- The fearful or anxious, yet cooperative patient. Cooperative pediatric dental patients will exhibit a range of behaviors and emotions. Some patients will run into the treatment room, jump into the chair, open their mouth and practically beg for treatment. Others will step warily into the treatment room, holding back tears while clinging to their parent’s leg. They are full of anxiety but will remain cooperative until they experience even the smallest amount of discomfort and then the floodgates will open. This is an optimal situation for nitrous oxide/oxygen analgesia/anxiolysis. If administered before a potentially uncomfortable procedure is attempted, nitrous oxide/oxygen analgesia/anxiolysis can prevent a behavior malfunction. However, the dentist should not assume that plopping a nitrous oxide face mask on an anxious child will magically eliminate potential problems. As will be discussed in a later section, basic behavior management techniques must be used to introduce the pediatric patient to the nitrous oxide experience.
- The patient with a strong gag reflex. A strong gag reflex can interfere with the most basic treatments; clinical examination (the child gags while the mouth mirror is still outside the mouth), radiographic examination, prophylaxis and fluoride treatment, sealants and restorative dentistry.

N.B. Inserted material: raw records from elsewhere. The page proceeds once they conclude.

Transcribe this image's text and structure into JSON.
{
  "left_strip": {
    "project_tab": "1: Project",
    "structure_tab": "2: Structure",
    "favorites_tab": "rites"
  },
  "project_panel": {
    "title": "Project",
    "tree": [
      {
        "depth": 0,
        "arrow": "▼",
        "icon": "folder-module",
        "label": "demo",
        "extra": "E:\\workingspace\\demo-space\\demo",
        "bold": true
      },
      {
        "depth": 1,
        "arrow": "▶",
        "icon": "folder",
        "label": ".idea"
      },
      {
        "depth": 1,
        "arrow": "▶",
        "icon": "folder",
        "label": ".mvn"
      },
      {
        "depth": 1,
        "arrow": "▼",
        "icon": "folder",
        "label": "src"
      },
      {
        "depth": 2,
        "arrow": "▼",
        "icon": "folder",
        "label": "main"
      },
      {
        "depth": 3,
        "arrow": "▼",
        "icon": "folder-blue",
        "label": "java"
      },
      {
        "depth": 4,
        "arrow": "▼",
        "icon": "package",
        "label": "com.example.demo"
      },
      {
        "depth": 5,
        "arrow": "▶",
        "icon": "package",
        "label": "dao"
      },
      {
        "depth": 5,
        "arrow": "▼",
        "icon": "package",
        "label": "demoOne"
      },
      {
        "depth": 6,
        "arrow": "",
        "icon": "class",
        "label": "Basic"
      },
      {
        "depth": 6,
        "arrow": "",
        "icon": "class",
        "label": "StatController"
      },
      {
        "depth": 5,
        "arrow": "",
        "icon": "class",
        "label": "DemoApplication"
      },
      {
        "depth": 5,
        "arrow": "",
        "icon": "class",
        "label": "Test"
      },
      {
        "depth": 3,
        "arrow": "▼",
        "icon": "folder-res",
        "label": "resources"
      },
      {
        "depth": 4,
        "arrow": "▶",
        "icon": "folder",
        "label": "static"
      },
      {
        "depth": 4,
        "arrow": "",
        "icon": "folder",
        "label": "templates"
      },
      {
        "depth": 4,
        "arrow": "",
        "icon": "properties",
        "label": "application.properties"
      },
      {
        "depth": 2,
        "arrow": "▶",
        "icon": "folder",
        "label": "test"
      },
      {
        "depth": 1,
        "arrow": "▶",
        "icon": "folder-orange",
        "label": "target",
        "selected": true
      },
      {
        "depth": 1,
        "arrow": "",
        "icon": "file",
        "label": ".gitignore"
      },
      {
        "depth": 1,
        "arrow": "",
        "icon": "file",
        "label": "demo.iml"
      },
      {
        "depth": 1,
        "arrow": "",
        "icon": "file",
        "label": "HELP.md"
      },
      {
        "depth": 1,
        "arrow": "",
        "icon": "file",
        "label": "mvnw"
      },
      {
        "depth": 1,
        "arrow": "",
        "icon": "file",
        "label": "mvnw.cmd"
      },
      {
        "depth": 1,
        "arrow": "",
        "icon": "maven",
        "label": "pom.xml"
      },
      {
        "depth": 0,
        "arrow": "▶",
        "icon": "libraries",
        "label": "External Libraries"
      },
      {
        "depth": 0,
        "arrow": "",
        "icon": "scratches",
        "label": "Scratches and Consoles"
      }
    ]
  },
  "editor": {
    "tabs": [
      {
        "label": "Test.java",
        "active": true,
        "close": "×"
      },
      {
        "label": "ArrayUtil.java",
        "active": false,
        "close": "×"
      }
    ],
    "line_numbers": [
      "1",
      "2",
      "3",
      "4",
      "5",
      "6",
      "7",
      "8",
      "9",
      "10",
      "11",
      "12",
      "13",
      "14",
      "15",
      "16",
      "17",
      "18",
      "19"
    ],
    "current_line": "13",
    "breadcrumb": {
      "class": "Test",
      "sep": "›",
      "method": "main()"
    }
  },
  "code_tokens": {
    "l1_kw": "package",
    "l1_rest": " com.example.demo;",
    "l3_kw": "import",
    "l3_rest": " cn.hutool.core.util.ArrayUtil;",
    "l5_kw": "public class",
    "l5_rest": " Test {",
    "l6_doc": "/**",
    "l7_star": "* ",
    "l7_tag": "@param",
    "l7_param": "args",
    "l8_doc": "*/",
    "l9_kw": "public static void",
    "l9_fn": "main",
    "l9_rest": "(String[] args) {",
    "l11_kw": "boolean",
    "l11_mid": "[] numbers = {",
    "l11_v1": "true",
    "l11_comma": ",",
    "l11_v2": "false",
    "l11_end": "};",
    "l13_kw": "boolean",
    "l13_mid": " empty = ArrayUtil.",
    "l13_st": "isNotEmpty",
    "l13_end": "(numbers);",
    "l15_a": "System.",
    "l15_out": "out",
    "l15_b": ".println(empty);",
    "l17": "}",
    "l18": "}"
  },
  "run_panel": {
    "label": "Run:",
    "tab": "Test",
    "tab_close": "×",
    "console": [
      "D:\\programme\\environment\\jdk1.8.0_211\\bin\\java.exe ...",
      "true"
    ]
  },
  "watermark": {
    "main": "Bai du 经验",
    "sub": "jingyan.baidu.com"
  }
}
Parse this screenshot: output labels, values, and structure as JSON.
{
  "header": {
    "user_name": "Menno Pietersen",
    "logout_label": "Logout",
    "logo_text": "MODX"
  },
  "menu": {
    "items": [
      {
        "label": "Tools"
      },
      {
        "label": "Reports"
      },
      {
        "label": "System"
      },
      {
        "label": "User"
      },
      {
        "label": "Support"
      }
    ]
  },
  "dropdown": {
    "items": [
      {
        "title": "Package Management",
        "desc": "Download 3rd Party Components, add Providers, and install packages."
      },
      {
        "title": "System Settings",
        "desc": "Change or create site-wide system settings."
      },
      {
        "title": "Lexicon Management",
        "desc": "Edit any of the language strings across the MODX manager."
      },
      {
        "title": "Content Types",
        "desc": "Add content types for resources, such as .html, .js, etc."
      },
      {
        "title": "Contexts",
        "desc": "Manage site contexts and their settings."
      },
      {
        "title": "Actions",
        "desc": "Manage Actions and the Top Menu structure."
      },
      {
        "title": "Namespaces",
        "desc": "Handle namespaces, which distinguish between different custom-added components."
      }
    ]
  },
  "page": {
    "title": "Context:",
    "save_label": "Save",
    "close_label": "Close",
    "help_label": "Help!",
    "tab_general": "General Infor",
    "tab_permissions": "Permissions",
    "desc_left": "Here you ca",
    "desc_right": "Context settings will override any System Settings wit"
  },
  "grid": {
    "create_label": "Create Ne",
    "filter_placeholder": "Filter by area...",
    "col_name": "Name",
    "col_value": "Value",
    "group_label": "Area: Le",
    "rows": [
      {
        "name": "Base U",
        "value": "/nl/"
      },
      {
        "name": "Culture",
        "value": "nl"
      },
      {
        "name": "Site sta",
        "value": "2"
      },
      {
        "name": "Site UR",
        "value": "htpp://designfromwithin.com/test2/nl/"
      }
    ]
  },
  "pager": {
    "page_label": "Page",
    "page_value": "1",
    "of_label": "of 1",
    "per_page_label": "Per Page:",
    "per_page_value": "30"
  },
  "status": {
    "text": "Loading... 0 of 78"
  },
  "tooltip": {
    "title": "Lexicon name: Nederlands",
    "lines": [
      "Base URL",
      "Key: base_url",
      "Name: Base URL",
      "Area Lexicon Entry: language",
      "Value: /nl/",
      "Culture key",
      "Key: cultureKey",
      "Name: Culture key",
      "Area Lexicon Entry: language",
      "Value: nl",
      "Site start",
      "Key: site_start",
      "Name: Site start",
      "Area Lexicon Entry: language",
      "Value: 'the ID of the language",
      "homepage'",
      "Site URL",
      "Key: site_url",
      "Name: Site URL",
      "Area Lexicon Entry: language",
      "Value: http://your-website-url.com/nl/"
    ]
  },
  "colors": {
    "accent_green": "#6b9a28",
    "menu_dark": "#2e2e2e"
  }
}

The etiology of a strong gag reflex is attributed to physiologic, psychologic and genetic factors. If distraction techniques (watching the procedure in a mirror, humming, or asking the patient to wiggle their toes) doesn’t work, the dentist can turn to the gag reflex reduction properties of nitrous oxide. Although nitrous oxide reduces or eliminates the gag reflex it has no effect on the cough reflex so the risk of aspiration of foreign objects during treatment is not compromised.
- The patient that is fearful of specific procedures. The dentist will encounter patients (children and adults) that are cooperative and accepting of the dental experience, except for specific procedures, such as the “needle or shot” or the drill. The analgesic and anxiolytic properties of nitrous oxide can reduce or eliminate the difficulty in accomplishing these procedures. For those patients that are afraid of local anesthesia, nitrous oxide can raise the patient’s pain threshold to the point that mildly uncomfortable procedures (periodontal scaling, curettage and minor restorative treatment) can be accomplished without the use of local anesthesia. For those procedures where the use of local anesthesia cannot be avoided, the analgesic and anxiolytic properties of nitrous oxide can help the patient accept the discomfort and psychologic trauma of the “shot” or “drill.”
- Aid in the treatment of the mentally/physically disabled or medically compromised patient. Patients suffering from a mentally/physically, disabling or medically compromising condition may benefit from the use of nitrous oxide/oxygen analgesia/anxiolysis. Its effectiveness will vary from patient to patient. It may reduce the level of activity in a hyperactive child or extend the treatment time available for a patient with cerebral palsy. It is worth attempting before progressing to deep sedation or general anesthesia for treatment.
- A patient for whom profound local anesthesia cannot be obtained. There are times when local anesthesia is ineffective. There may be an acute infection present or the patient may have a low pain threshold. Nitrous oxide’s analgesic properties raise the patient’s pain threshold. Not only will it add in pain management during an uncomfortable procedure, administering nitrous oxide prior to injection may allow the dentist to administer a more comfortable injection.
- A cooperative child undergoing a lengthy dental procedure. Younger children may not have the ability to sit for extended periods of time. Nitrous oxide not only distorts one’s perception of time, but it also improves the success of hypnotic suggestion, especially the use of imagery and storytelling.